The gardening club cartel

Last month the Swiss air freight company Kuehne + Nagel International AG was fined just over NZ$3m (around £1.5m) by the New Zealand Commerce Commission for their part in a price fixing cartel that ran for 5 years.

In 2002 the firms in the industry faced higher costs due to increased security measures imposed by the British government. They formed a cartel to agree to pass these increased costs on to their customers for air freight services from the UK to a number of countries, including New Zealand. The investigation by the New Zealand competition authority followed a leniency application by one of the participants in 2007. Five other participants had previously been fined, but Kuehne + Nagel decided to fight the case. The fine imposed on them brought the total fines to almost NZ$12m (around £6m).

A previous post on this site highlighted how golf played a prominent role in several previous cartels. However, this cartel seemed to have had a fixation on gardening and referred to the cartel as the gardening club. Other parties involved in the cartel were referred to as fellow gardeners and the agreed upon price as the price for asparagus! When a participant suspected a rival may have cheated on the cartel agreement email exchanges such as this one took place:

I hear… concerns about the price of produce from the garden of Velcro, which appears to be operating as a charitable cooperative for the benevolence of vegetable eaters rather than growers…

It is not known whether the Kuehne + Nagel employees involved in the cartel were placed on gardening leave during the investigation!

‘Gardening Club’ hid hardcore air freight cartel New Zealand Herald, Hamish Fletcher (04/04/14)
‘Gardening Club’ Air Freight Forwarding Cartel Finally Buried by High Court Handy Shipping Guide (08/04/14)
Swiss firm fined $3.1 million over cartel 3 News (08/04/14)
‘Gardening Club’ freight cartel participant, Kuehne + Nagel, fined $3.1m The National Business Review (08/04/14)

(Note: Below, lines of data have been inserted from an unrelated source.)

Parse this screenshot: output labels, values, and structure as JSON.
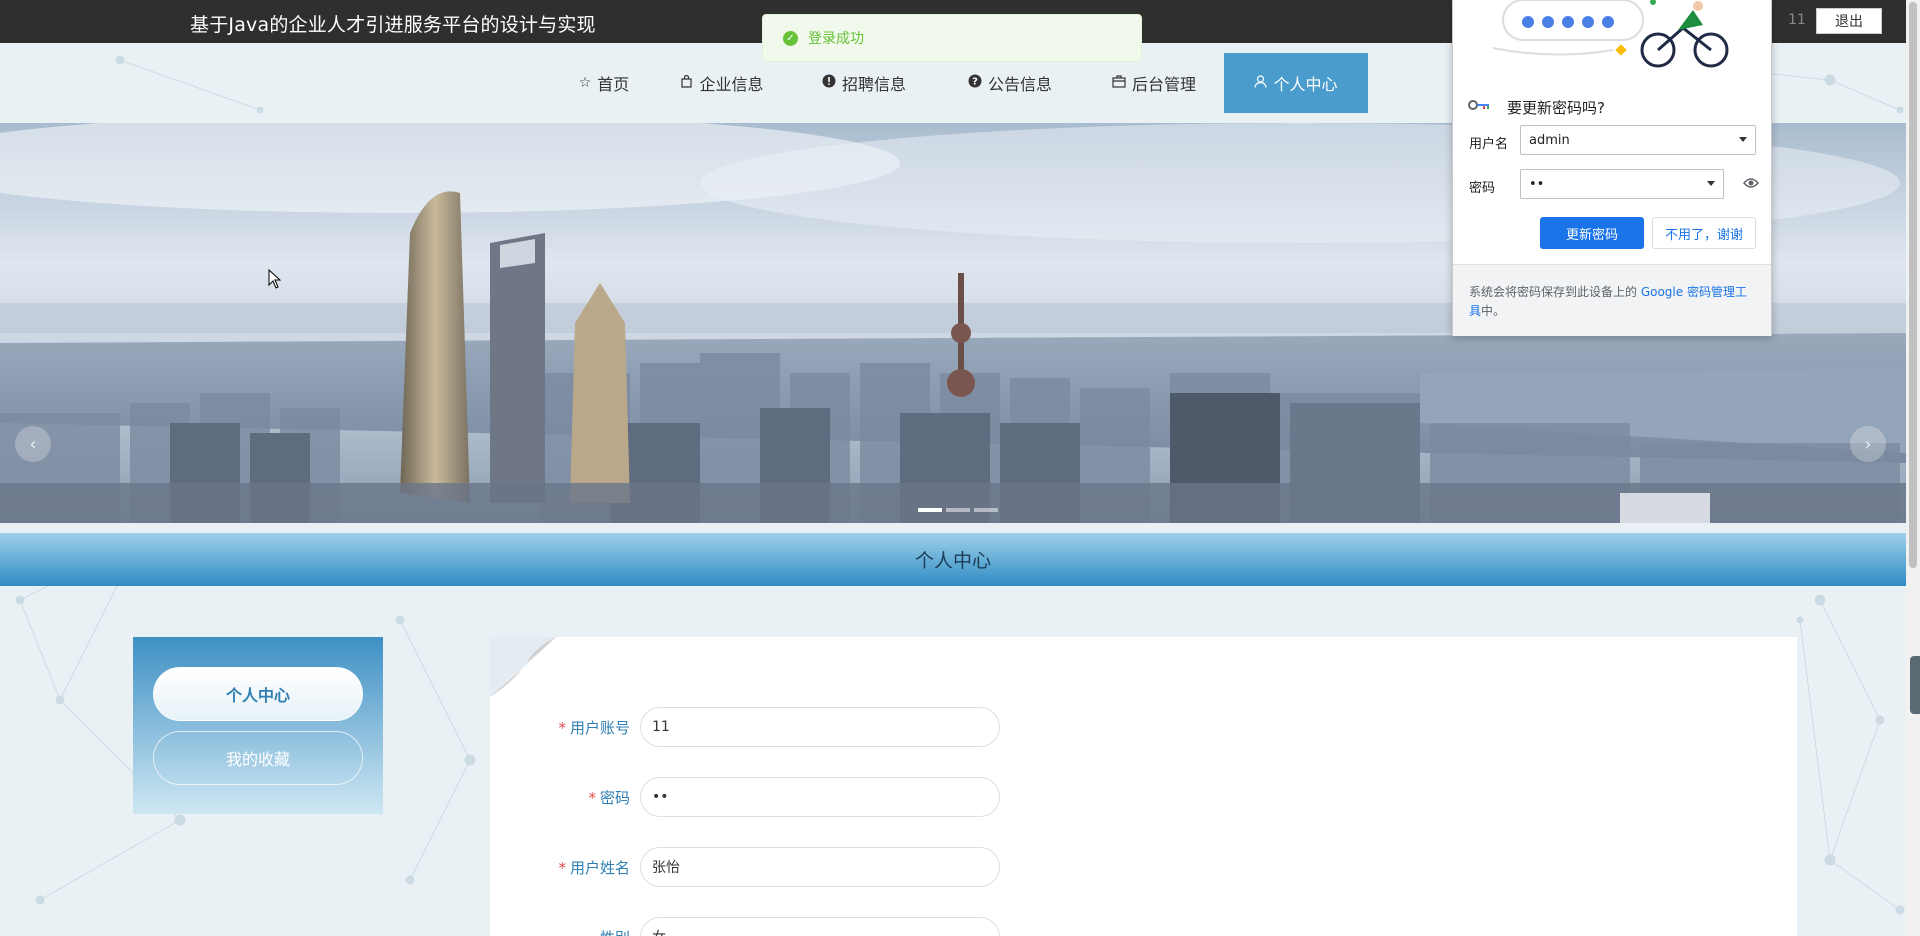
{
  "header": {
    "site_title": "基于Java的企业人才引进服务平台的设计与实现",
    "username": "11",
    "logout_label": "退出"
  },
  "nav": {
    "items": [
      {
        "label": "首页",
        "icon": "star-icon"
      },
      {
        "label": "企业信息",
        "icon": "bag-icon"
      },
      {
        "label": "招聘信息",
        "icon": "alert-circle-icon"
      },
      {
        "label": "公告信息",
        "icon": "question-circle-icon"
      },
      {
        "label": "后台管理",
        "icon": "box-icon"
      },
      {
        "label": "个人中心",
        "icon": "user-icon",
        "active": true
      }
    ]
  },
  "carousel": {
    "prev": "‹",
    "next": "›"
  },
  "section": {
    "title": "个人中心"
  },
  "side_menu": {
    "items": [
      {
        "label": "个人中心",
        "active": true
      },
      {
        "label": "我的收藏",
        "active": false
      }
    ]
  },
  "form": {
    "fields": [
      {
        "label": "用户账号",
        "value": "11",
        "required": true
      },
      {
        "label": "密码",
        "value": "••",
        "required": true
      },
      {
        "label": "用户姓名",
        "value": "张怡",
        "required": true
      },
      {
        "label": "性别",
        "value": "女",
        "required": false
      }
    ]
  },
  "toast": {
    "message": "登录成功"
  },
  "password_prompt": {
    "title": "要更新密码吗?",
    "username_label": "用户名",
    "username_value": "admin",
    "password_label": "密码",
    "password_value": "••",
    "update_label": "更新密码",
    "dismiss_label": "不用了，谢谢",
    "footer_text_before": "系统会将密码保存到此设备上的 ",
    "footer_link": "Google 密码管理工具",
    "footer_text_after": "中。"
  },
  "colors": {
    "accent": "#4a9ccc",
    "topbar": "#2f2f2f",
    "google_blue": "#1a73e8",
    "success": "#67c23a"
  }
}
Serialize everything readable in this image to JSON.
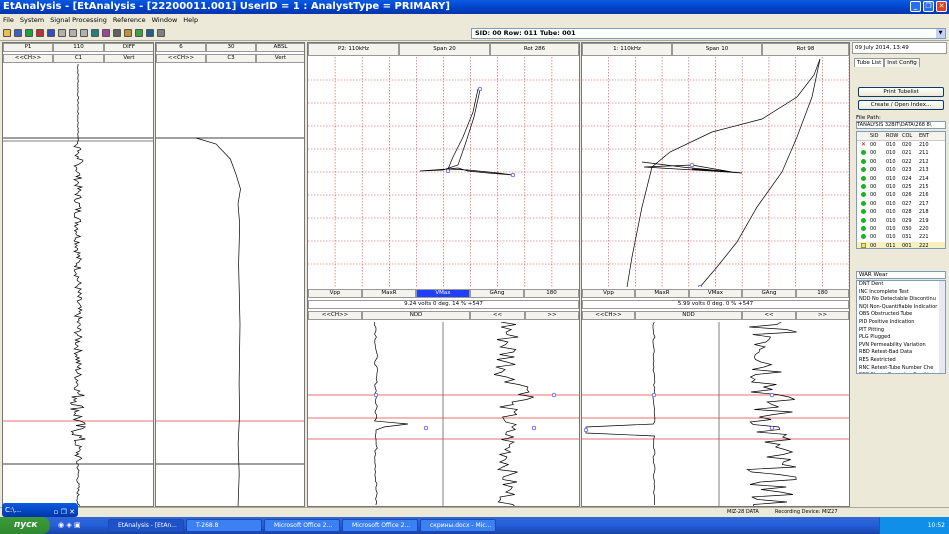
{
  "window": {
    "title": "EtAnalysis - [EtAnalysis - [22200011.001]      UserID = 1 : AnalystType = PRIMARY]"
  },
  "menu": [
    "File",
    "System",
    "Signal Processing",
    "Reference",
    "Window",
    "Help"
  ],
  "toolbar_icons": [
    "open-icon",
    "save-icon",
    "k-icon",
    "r-icon",
    "b-icon",
    "grey-icon",
    "grey-icon",
    "grey-icon",
    "x-icon",
    "p-icon",
    "print-icon",
    "plugin-icon",
    "grid-icon",
    "zoom-icon",
    "tool-icon"
  ],
  "sid_box": "SID: 00   Row: 011   Tube: 001",
  "strip1": {
    "h1": [
      "P1",
      "110",
      "DIFF"
    ],
    "h2": [
      "<<CH>>",
      "C1",
      "Vert"
    ]
  },
  "strip2": {
    "h1": [
      "6",
      "30",
      "ABSL"
    ],
    "h2": [
      "<<CH>>",
      "C3",
      "Vert"
    ]
  },
  "lis1": {
    "header": [
      "P2: 110kHz",
      "Span 20",
      "Rot 286"
    ],
    "footer": [
      "Vpp",
      "MaxR",
      "VMax",
      "GAng",
      "180"
    ],
    "info": "9.24 volts   0 deg. 14 % +547",
    "nav": [
      "<<CH>>",
      "NDD",
      "<<",
      ">>"
    ]
  },
  "lis2": {
    "header": [
      "1: 110kHz",
      "Span 10",
      "Rot 98"
    ],
    "footer": [
      "Vpp",
      "MaxR",
      "VMax",
      "GAng",
      "180"
    ],
    "info": "5.99 volts   0 deg.  0 % +547",
    "nav": [
      "<<CH>>",
      "NDD",
      "<<",
      ">>"
    ]
  },
  "right": {
    "date": "09 July 2014, 13:49",
    "tabs": [
      "Tube List",
      "Inst Config"
    ],
    "print_btn": "Print Tubelist",
    "create_btn": "Create / Open Index...",
    "filepath_label": "File Path:",
    "filepath": "TANALYSIS 32BIT\\DATA\\268 8\\",
    "cols": [
      "SID",
      "ROW",
      "COL",
      "ENT"
    ],
    "rows": [
      {
        "s": "x",
        "sid": "00",
        "row": "010",
        "col": "020",
        "ent": "210"
      },
      {
        "s": "g",
        "sid": "00",
        "row": "010",
        "col": "021",
        "ent": "211"
      },
      {
        "s": "g",
        "sid": "00",
        "row": "010",
        "col": "022",
        "ent": "212"
      },
      {
        "s": "g",
        "sid": "00",
        "row": "010",
        "col": "023",
        "ent": "213"
      },
      {
        "s": "g",
        "sid": "00",
        "row": "010",
        "col": "024",
        "ent": "214"
      },
      {
        "s": "g",
        "sid": "00",
        "row": "010",
        "col": "025",
        "ent": "215"
      },
      {
        "s": "g",
        "sid": "00",
        "row": "010",
        "col": "026",
        "ent": "216"
      },
      {
        "s": "g",
        "sid": "00",
        "row": "010",
        "col": "027",
        "ent": "217"
      },
      {
        "s": "g",
        "sid": "00",
        "row": "010",
        "col": "028",
        "ent": "218"
      },
      {
        "s": "g",
        "sid": "00",
        "row": "010",
        "col": "029",
        "ent": "219"
      },
      {
        "s": "g",
        "sid": "00",
        "row": "010",
        "col": "030",
        "ent": "220"
      },
      {
        "s": "g",
        "sid": "00",
        "row": "010",
        "col": "031",
        "ent": "221"
      },
      {
        "s": "sq",
        "sid": "00",
        "row": "011",
        "col": "001",
        "ent": "222"
      },
      {
        "s": "g",
        "sid": "00",
        "row": "011",
        "col": "002",
        "ent": "223"
      }
    ],
    "code_input": "WAR  Wear",
    "codes": [
      "DNT  Dent",
      "INC  Incomplete Test",
      "NDD  No Detectable Discontinu",
      "NQI  Non-Quantifiable Indicatior",
      "OBS  Obstructed Tube",
      "PID  Positive Indication",
      "PIT  Pitting",
      "PLG  Plugged",
      "PVN  Permeability Variation",
      "RBD  Retest-Bad Data",
      "RES  Restricted",
      "RNC  Retest-Tube Number Che",
      "SCC  Stress Corrosion Crackin",
      "WAR  Wear"
    ]
  },
  "status": [
    "MIZ-28 DATA",
    "Recording Device: MIZ27"
  ],
  "float_window": "C:\\...",
  "taskbar": {
    "start": "пуск",
    "items": [
      "EtAnalysis - [EtAn...",
      "T-268.8",
      "Microsoft Office 2...",
      "Microsoft Office 2...",
      "скрины.docx - Mic..."
    ],
    "lang": "RU",
    "clock": "10:52"
  },
  "colors": {
    "grid": "#e04040",
    "selected": "#2040ff",
    "title": "#0a5be0"
  }
}
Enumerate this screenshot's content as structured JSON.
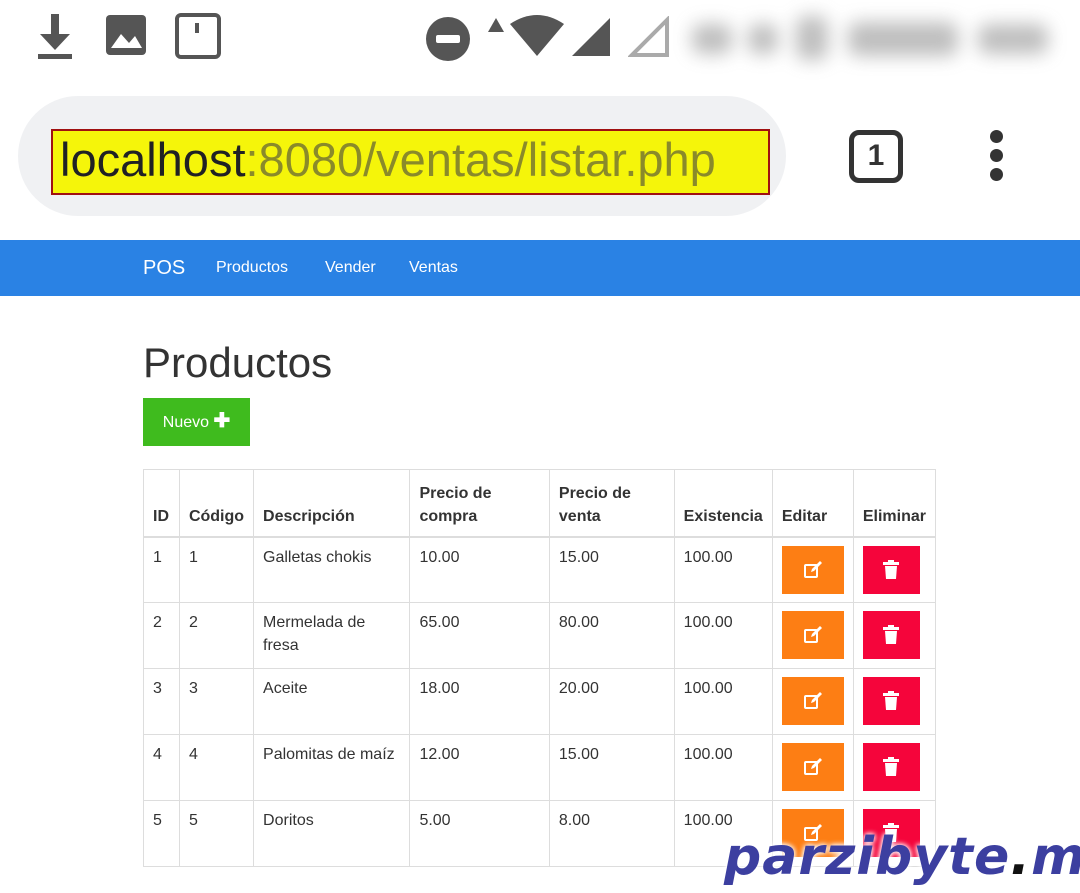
{
  "status_bar": {
    "icons": [
      "download-icon",
      "image-icon",
      "screenshot-frame-icon",
      "do-not-disturb-icon",
      "data-arrow-icon",
      "wifi-icon",
      "cell-signal-icon",
      "cell-signal-empty-icon"
    ]
  },
  "browser": {
    "url_host": "localhost",
    "url_path": ":8080/ventas/listar.php",
    "tab_count": "1",
    "highlight_color": "#f5f50a"
  },
  "navbar": {
    "brand": "POS",
    "links": [
      "Productos",
      "Vender",
      "Ventas"
    ],
    "color": "#2a82e4"
  },
  "main": {
    "title": "Productos",
    "new_button_label": "Nuevo",
    "new_button_icon": "plus-icon",
    "table": {
      "headers": [
        "ID",
        "Código",
        "Descripción",
        "Precio de compra",
        "Precio de venta",
        "Existencia",
        "Editar",
        "Eliminar"
      ],
      "rows": [
        [
          "1",
          "1",
          "Galletas chokis",
          "10.00",
          "15.00",
          "100.00"
        ],
        [
          "2",
          "2",
          "Mermelada de fresa",
          "65.00",
          "80.00",
          "100.00"
        ],
        [
          "3",
          "3",
          "Aceite",
          "18.00",
          "20.00",
          "100.00"
        ],
        [
          "4",
          "4",
          "Palomitas de maíz",
          "12.00",
          "15.00",
          "100.00"
        ],
        [
          "5",
          "5",
          "Doritos",
          "5.00",
          "8.00",
          "100.00"
        ]
      ],
      "edit_icon": "edit-icon",
      "delete_icon": "trash-icon",
      "edit_color": "#fd7e14",
      "delete_color": "#f5053b"
    }
  },
  "watermark": {
    "part1": "parzibyte",
    "dot": ".",
    "part2": "me"
  }
}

  1. Why is an increase in costs likely to trigger price fixing behaviour?
  2. Why might the members want to use code names to run a cartel’s activities?
  3. Why do competition authorities grant leniency to cartel members that inform them about price fixing behaviour?